Exercise requirements: Please report how many lines in the records below contain "text". Reply with the number alone.

+===+

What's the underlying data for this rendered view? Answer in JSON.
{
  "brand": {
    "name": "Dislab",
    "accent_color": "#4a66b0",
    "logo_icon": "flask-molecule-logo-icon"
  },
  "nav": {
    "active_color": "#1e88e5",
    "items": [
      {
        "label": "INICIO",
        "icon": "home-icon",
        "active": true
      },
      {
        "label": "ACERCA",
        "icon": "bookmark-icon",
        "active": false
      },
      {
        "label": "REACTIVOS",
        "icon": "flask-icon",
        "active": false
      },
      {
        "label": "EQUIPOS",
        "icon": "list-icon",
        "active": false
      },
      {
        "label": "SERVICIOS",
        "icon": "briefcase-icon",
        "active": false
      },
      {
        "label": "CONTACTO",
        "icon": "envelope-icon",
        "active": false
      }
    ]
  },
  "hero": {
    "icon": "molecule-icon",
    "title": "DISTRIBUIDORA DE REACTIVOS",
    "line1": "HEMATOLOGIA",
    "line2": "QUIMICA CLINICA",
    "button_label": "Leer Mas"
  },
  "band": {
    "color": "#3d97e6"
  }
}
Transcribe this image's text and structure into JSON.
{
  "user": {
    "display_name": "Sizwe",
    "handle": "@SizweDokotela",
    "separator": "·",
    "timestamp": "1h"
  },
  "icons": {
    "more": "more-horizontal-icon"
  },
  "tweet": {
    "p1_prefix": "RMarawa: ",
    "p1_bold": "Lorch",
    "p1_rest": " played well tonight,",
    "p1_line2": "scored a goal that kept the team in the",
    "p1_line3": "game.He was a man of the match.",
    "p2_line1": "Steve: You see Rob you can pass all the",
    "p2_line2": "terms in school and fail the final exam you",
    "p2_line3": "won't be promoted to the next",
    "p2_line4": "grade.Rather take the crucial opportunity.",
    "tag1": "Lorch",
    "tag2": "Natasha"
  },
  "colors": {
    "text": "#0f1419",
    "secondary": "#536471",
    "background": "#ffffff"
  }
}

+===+

Solution to this problem: 2